If you’re a lawyer, you know that reviewing and marking up the other side’s contract draft can be a real time sink. With Drafter’s Choice, your junior associate, your admin, or other assistant can do a first-pass ‘legal review’ markup in a few seconds. That way, you can spend your time providing more value-add input to the deal.
Here’s a hypothetical example: Suppose your client is a potential customer that wants to enter into a services agreement. The service provider is eager to get the sale. It sends your client its standard contract form; it’s long and detailed, with lots of small print. You’re fairly busy and are concerned about the time it will take for you to do a thorough job of reviewing the contract form.
Here’s how you can use Drafter’s Choice to let your assistant do a preliminary legal-review markup for you:
1. Get the other side to base their draft on a Drafter’s Choice contract form
First, have your client tell the services provider (or you tell their lawyer) that they can propose any contract terms they like, but only if they do so by customizing the appropriate Drafter’s Choice plain-English contract form.
That should not be a burden on the provider: It should take no time at all for them to generate and send your client a Word document.
2. Choose a reference document that’s close to what you want, for comparison
Next, have your assistant download a Drafter’s Choice contract form that comes reasonably close to your preferences.
In our hypothetical transaction, your client is the customer, so you can tell your assistant to use a Drafter’s Choice form with customer preferences built in. Alternatively, you can choose a ‘fairway’ form that tries to stay down-the-middle. (You can even customize the form before downloading it as a Word document.)
We’ll call this the reference document.
It doesn’t matter if the Drafter’s Choice reference document isn’t a perfect match for your needs in this transaction — you’re not going to use it as ‘the’ contract draft you’d like to sign, but only as an initial screening tool to help flag problems with the provider’s draft.
3. Have your assistant redline the provider’s draft against the reference document
Now your assistant can use Microsoft Word’s compare-documents feature (or other comparison software) to compare the provider’s draft against the reference document.
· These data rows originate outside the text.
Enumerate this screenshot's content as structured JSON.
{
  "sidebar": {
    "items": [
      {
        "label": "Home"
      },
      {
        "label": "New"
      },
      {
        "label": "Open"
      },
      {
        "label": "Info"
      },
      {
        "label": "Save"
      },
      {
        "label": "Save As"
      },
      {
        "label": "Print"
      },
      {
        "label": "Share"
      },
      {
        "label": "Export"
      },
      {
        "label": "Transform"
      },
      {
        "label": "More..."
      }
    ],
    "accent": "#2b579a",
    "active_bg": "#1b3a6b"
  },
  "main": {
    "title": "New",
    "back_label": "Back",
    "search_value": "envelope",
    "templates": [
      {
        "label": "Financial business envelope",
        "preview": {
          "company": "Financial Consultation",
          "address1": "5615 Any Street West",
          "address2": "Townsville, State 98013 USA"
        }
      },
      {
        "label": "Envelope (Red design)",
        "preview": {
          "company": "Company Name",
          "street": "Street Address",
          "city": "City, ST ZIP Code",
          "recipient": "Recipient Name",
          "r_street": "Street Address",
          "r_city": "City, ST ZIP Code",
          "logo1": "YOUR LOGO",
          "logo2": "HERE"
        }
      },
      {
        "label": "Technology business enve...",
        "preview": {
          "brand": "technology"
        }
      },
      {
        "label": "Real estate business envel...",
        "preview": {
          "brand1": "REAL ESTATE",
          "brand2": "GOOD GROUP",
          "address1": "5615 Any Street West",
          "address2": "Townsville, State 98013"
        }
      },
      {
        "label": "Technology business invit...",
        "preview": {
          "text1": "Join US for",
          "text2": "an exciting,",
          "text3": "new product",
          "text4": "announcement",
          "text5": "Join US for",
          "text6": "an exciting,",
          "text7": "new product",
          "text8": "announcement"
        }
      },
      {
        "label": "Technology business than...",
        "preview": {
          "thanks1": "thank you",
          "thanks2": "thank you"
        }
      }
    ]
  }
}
That will generate a ‘redline’ markup document, giving you an initial snapshot of potential problems with the provider’s draft.
If you watch any of the doctor shows like ER, you could think of this first markup as being like the intake screening that an intern or nurse does before the attending physician sees the patient.
4. Proceed with your legal review
Congratulations — in just seconds, using Drafter’s Choice, your assistant has made your legal review a whole lot easier. Instead of having to manually redline and annotate every clause that needs it yourself, you can simply do touch-up work on the redline your assistant created.
In doing your legal review, you can consult Drafter’s Choice‘s extensive clause-by-clause annotations and commentary.